> _Problem statement_
Set down each record exactly. Omit the pictures.

(Data about app and page elements)
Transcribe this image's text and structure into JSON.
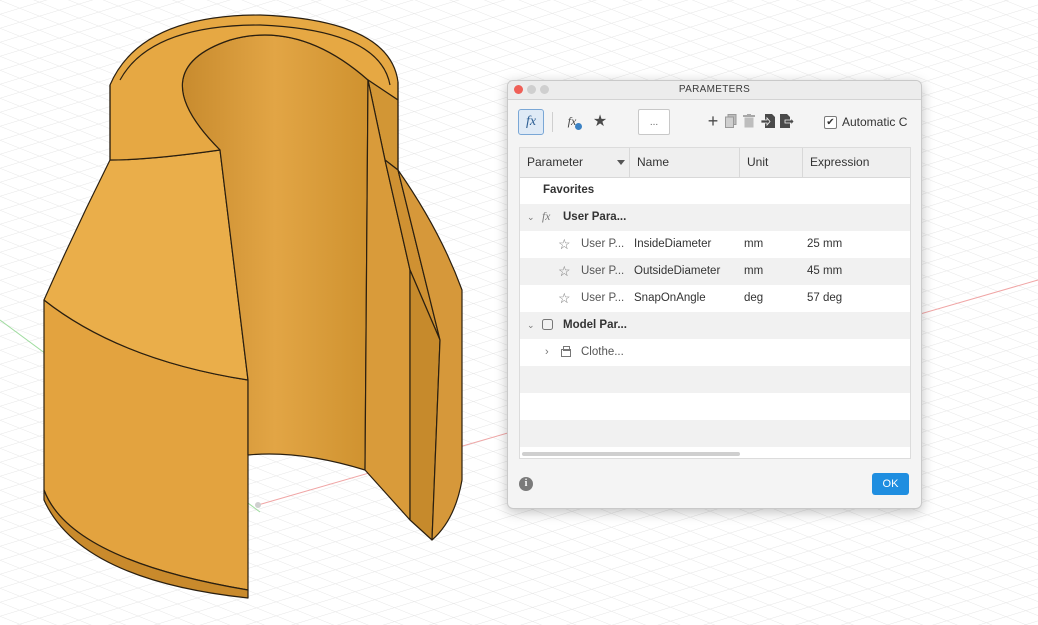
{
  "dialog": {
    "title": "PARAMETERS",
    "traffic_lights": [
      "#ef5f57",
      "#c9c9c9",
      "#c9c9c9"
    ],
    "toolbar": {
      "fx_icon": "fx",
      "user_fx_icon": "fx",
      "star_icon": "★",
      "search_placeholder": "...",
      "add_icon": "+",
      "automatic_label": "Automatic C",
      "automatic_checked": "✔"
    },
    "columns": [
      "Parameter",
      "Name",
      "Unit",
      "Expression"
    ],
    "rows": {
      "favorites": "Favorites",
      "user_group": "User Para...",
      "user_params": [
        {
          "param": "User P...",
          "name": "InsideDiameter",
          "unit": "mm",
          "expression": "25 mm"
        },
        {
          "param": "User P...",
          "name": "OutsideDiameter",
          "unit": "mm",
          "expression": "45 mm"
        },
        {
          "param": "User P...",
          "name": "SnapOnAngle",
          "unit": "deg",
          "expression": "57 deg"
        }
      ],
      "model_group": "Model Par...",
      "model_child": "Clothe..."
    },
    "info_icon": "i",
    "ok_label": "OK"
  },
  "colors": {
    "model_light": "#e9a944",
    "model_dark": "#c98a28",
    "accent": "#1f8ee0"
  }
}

> _Task response_
Transcribe this image's text and structure into JSON.
{
  "dialog": {
    "title": "PARAMETERS",
    "traffic_lights": [
      "#ef5f57",
      "#c9c9c9",
      "#c9c9c9"
    ],
    "toolbar": {
      "fx_icon": "fx",
      "user_fx_icon": "fx",
      "star_icon": "★",
      "search_placeholder": "...",
      "add_icon": "+",
      "automatic_label": "Automatic C",
      "automatic_checked": "✔"
    },
    "columns": [
      "Parameter",
      "Name",
      "Unit",
      "Expression"
    ],
    "rows": {
      "favorites": "Favorites",
      "user_group": "User Para...",
      "user_params": [
        {
          "param": "User P...",
          "name": "InsideDiameter",
          "unit": "mm",
          "expression": "25 mm"
        },
        {
          "param": "User P...",
          "name": "OutsideDiameter",
          "unit": "mm",
          "expression": "45 mm"
        },
        {
          "param": "User P...",
          "name": "SnapOnAngle",
          "unit": "deg",
          "expression": "57 deg"
        }
      ],
      "model_group": "Model Par...",
      "model_child": "Clothe..."
    },
    "info_icon": "i",
    "ok_label": "OK"
  },
  "colors": {
    "model_light": "#e9a944",
    "model_dark": "#c98a28",
    "accent": "#1f8ee0"
  }
}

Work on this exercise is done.